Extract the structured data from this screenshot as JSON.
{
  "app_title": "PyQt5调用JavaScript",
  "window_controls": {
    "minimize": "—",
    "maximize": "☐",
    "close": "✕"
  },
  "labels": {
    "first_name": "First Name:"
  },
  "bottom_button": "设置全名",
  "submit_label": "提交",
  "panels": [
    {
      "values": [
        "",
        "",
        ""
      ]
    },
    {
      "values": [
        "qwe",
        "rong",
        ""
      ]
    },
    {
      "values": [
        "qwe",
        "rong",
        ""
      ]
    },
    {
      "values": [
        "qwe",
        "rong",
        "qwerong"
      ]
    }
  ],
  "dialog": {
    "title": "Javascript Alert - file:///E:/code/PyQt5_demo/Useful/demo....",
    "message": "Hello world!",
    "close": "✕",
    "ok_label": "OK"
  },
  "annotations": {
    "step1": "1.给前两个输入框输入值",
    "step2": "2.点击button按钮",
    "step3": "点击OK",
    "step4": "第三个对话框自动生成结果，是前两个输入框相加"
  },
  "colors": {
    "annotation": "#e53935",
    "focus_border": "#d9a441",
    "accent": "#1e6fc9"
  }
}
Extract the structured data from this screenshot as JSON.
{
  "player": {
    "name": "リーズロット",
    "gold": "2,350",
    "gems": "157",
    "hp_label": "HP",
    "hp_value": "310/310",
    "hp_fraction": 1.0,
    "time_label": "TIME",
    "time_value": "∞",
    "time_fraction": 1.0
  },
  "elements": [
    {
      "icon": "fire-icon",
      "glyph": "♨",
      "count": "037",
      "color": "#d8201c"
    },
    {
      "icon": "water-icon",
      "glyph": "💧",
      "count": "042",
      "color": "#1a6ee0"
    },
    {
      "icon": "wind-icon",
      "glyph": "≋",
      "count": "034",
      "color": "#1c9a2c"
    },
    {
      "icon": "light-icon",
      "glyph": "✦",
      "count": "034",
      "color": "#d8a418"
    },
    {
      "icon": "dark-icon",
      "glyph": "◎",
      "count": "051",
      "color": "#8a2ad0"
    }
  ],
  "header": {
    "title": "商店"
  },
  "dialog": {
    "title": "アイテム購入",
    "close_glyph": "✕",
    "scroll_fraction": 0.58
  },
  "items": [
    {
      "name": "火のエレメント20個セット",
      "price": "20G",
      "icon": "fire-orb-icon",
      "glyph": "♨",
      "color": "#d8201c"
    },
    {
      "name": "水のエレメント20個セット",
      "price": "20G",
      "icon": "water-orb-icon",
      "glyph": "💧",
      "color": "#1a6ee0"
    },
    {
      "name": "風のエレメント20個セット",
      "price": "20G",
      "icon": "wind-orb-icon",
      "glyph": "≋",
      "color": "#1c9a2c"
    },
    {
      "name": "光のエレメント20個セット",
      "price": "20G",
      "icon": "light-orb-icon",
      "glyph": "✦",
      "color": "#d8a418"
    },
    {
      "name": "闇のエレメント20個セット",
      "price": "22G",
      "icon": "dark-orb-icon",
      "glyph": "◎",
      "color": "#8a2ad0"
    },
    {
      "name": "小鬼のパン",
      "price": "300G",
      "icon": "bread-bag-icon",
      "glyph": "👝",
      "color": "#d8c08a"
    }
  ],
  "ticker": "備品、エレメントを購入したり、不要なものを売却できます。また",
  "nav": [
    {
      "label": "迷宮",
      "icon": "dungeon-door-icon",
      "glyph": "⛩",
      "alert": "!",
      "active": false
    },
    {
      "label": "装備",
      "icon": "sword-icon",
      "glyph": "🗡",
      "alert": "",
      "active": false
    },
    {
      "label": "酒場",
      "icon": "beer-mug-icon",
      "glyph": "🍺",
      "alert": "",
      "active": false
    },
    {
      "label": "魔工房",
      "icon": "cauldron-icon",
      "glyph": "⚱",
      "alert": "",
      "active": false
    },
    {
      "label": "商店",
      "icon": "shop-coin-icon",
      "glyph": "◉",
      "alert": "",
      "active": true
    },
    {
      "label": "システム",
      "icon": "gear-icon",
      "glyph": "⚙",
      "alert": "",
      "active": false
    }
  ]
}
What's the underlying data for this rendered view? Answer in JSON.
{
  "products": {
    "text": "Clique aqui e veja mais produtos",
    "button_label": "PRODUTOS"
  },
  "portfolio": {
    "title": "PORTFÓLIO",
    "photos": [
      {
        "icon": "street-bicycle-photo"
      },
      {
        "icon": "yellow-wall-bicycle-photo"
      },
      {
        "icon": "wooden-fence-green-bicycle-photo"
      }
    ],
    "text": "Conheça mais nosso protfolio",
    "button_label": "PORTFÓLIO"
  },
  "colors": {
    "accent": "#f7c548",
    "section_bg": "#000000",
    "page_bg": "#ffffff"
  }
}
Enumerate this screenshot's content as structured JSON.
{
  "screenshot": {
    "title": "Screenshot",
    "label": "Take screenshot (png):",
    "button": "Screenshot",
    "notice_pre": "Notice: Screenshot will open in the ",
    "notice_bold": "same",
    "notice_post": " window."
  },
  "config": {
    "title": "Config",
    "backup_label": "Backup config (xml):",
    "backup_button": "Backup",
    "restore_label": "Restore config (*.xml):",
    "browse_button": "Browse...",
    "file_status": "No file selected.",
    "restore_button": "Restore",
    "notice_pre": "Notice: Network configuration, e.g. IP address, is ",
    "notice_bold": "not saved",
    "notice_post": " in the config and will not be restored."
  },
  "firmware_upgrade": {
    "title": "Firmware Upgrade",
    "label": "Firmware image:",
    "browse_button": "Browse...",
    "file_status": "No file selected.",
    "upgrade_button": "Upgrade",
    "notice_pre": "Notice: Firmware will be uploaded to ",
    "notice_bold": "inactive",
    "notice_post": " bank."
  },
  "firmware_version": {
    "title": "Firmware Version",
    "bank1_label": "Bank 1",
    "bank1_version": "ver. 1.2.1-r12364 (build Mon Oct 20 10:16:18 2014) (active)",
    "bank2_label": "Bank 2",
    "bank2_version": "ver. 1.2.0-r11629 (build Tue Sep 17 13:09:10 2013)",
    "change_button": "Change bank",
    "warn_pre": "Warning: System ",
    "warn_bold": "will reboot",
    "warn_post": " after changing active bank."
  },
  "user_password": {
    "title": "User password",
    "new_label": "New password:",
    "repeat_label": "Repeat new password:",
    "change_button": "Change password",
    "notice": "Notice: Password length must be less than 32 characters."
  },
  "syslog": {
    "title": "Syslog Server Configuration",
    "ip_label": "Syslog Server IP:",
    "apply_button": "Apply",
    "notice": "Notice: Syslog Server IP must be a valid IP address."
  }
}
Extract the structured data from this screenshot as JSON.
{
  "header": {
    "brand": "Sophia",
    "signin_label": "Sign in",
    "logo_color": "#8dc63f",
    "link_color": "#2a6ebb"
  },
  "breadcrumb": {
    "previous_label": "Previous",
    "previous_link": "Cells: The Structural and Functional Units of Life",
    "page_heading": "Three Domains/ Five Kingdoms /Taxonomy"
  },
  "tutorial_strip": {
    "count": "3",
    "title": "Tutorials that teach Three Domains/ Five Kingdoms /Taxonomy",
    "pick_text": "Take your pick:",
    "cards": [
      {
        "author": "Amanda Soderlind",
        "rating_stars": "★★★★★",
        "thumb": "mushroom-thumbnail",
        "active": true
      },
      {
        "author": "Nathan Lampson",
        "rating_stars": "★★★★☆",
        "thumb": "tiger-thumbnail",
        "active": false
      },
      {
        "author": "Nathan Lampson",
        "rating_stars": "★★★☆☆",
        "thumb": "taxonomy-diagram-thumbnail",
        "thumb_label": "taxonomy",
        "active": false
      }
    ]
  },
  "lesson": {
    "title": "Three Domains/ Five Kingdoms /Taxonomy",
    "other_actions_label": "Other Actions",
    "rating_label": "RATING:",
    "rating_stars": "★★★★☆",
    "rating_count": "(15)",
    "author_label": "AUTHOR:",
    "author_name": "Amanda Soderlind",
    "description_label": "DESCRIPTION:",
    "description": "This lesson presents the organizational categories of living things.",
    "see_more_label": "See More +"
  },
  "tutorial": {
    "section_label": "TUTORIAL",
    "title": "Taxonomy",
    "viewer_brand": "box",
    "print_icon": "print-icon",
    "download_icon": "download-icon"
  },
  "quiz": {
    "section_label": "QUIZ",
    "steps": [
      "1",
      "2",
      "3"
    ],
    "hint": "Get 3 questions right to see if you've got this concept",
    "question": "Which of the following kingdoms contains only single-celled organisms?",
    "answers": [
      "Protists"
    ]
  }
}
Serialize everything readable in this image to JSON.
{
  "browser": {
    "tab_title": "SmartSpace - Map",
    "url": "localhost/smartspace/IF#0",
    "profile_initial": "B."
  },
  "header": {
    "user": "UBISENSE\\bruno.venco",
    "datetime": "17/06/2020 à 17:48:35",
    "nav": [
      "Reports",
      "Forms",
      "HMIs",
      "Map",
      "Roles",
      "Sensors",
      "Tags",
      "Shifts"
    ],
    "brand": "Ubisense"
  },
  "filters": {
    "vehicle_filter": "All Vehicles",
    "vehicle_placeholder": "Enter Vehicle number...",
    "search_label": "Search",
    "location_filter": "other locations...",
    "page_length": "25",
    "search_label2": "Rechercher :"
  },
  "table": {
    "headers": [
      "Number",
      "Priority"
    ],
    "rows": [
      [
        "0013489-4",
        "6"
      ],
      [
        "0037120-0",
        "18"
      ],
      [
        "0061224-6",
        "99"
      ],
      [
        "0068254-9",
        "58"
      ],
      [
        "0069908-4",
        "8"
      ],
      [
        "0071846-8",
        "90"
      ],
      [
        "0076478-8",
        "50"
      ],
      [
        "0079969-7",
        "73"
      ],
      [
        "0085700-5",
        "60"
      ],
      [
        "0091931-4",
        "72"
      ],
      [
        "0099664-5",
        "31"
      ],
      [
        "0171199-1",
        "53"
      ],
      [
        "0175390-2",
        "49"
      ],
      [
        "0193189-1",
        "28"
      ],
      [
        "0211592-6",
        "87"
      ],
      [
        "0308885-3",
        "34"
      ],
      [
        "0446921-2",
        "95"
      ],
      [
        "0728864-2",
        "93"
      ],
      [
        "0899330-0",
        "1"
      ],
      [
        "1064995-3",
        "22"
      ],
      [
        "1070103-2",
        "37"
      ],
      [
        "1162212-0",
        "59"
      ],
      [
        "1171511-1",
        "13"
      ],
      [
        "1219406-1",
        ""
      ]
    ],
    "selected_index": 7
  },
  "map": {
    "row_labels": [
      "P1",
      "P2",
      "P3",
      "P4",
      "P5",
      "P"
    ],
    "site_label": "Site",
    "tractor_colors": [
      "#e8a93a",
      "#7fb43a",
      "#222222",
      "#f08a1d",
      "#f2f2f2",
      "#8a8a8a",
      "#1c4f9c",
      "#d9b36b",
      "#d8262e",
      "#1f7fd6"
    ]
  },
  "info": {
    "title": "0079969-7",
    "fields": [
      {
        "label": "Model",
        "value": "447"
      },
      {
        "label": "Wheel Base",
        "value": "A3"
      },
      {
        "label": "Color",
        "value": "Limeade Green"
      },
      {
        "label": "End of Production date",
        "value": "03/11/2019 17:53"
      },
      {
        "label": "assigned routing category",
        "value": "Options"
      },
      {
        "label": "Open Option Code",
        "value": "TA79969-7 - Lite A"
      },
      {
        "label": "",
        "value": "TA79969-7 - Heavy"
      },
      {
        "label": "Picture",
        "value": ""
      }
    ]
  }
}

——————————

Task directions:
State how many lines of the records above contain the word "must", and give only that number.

Solution to this exercise:
2